What are neuroblastomas?
Neuroblastomas are tumors that occur most commonly in children, around the age of 5 or even younger, in the immature nerve tissues. According to experts like an Oncologist in Islamabad neuroblastomas are frequently found in the adrenal glands; from this primary site, they may spread to other parts of the body. Read on to know more about neuroblastomas, and how to treat them:
What are neuroblastomas?

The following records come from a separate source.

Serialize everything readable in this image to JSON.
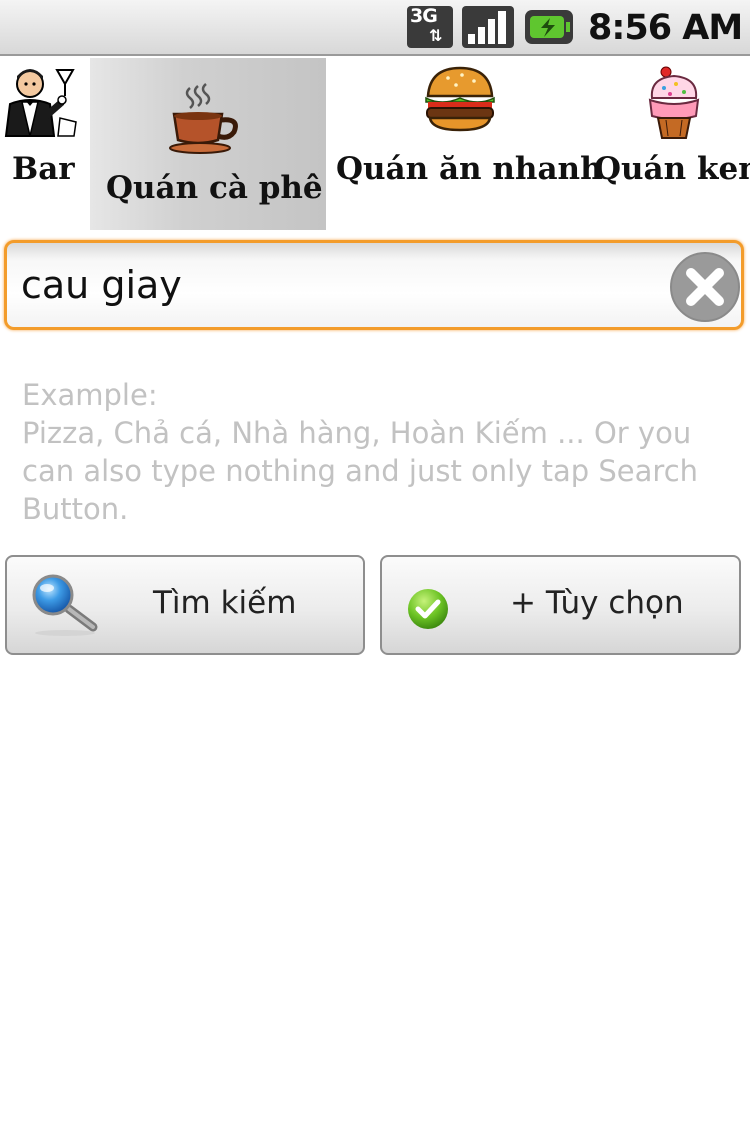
{
  "status_bar": {
    "network_label": "3G",
    "time": "8:56 AM",
    "icons": [
      "3g-icon",
      "signal-icon",
      "battery-charging-icon"
    ]
  },
  "categories": [
    {
      "label": "Bar",
      "icon": "bartender-icon",
      "selected": false
    },
    {
      "label": "Quán cà phê",
      "icon": "coffee-cup-icon",
      "selected": true
    },
    {
      "label": "Quán ăn nhanh",
      "icon": "burger-icon",
      "selected": false
    },
    {
      "label": "Quán kem",
      "icon": "ice-cream-icon",
      "selected": false
    }
  ],
  "search": {
    "value": "cau giay",
    "clear_icon": "clear-icon"
  },
  "hint": {
    "title": "Example:",
    "line1": "Pizza, Chả cá, Nhà hàng, Hoàn Kiếm ... Or you",
    "line2": "can also type nothing and just only tap Search",
    "line3": "Button."
  },
  "buttons": {
    "search_label": "Tìm kiếm",
    "options_label": "+ Tùy chọn"
  },
  "colors": {
    "focus_border": "#f39c2b",
    "hint_text": "#c2c2c2",
    "check_green": "#6cc324",
    "search_blue": "#2f8fe0"
  }
}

Neuroblastomas are tumors of the sympathetic nervous system, or the network of nerves that carry the ‘fight or flight’ messages from the brain to the body. The sympathetic nervous system includes nerve fibers that run along with spinal cord, as well as, the ganglia or cluster of nerve tissue along the pathway of the nerve, and the medullary cells in the adrenal gland. This gland is responsible for producing hormones like the adrenaline and noradrenaline, and is found on top of each kidney. The most common site for neuroblastoma is the adrenal gland
What are the symptoms of neuroblastomas?
Since there are many different types of neuroblastomas, the symptoms thus vary depending on the location.
The most common form of neuroblastoma is in the stomach and it presents with:
- Pain in the abdomen
- Change in the bowel habits with varying constipation or diarrhea
- Non-tender mass in the abdomen
For other locations, the non-specific symptoms include:
- Bone pain
- Lumps under the skin
- Back pain
- Unexplained fever
- Unexplained weight loss
- Dark circles that look like bruises around the eyes
- Protruding eyes (proptosis)
- Wheezing—usually in babies
- Weakness in movement
- Drooping eyelids with unequal pupil size (Horner syndrome)
In the later stage of disease, there is:
- Very high blood pressure
- Uncontrolled eye movements
- Uncoordinated movement
- Shortness of breath
How are neuroblastomas diagnosed?
The diagnosis of neuroblastoma in most children is made before the age of 5 years. In fact, in some cases this cancer can be detected in the prenatal stage through ultrasound scan. If neuroblastoma is suspected, the healthcare provider may order the following investigations:
- Blood test
- Urine test
- Chest x-ray
- Ultrasound scan
- MIBG scan
What are the complications of neuroblastomas?
Neuroblastomas can cause the following complications:
- Spread to the spinal cord: if the tumor spreads and involves the spinal column, it can compress the spinal cord thereby causing pain and paralysis in the nerves involved.
- Spread of the tumor: as with any cancer, there is risk of spread to other parts of the body—metastasis. Metastasis causes enlarged lymph nodes, bruising and bone pain.
- Paraneoplastic syndromes: if neuroblastomas release secretory chemicals, they may produce symptoms like diarrhea and abdominal swelling, which is part of the paraneoplastic syndrome. Other symptoms of this syndrome include: uncoordinated movement disorders and rapid eye movement.
What are the treatment options?
The treatment of this cancer is dependent on factors like the age of the patient, the stage of the tumor and the spread of disease. Depending on the type of the tumor, the treatment regimen is designed to predict the response of the tumor.
The possible treatment options for neuroblastomas include:
- Surgery: for patients with large tumors, surgery is performed with chemotherapy—either before to shrink the tumor, or after to destroy the remaining cells.
- Stem cell transplant: before the initiation of therapy, stem cells are removed from the body and they are injected back after chemotherapy to replace the bone marrow destroyed during the treatment.
- Chemo/radio therapy: chemotherapy stops the proliferation of cancerous cells thereby stopping the tumor from growing. These drugs are given for several weeks or months. Radiation therapy, like chemotherapy, stops the reproduction of tumor cells through high level of external radiation. This modality is used mostly in high-risk neuroblastomas.
- Immunotherapy: this form of treatment is used by Best Oncologist in Lahore to train the body’s own immune cells to attack the tumor. Through immunotherapy, medication called GD2 target proteins are injected in the patient’s body that attract the fighter antibodies to destroy the tumor cells.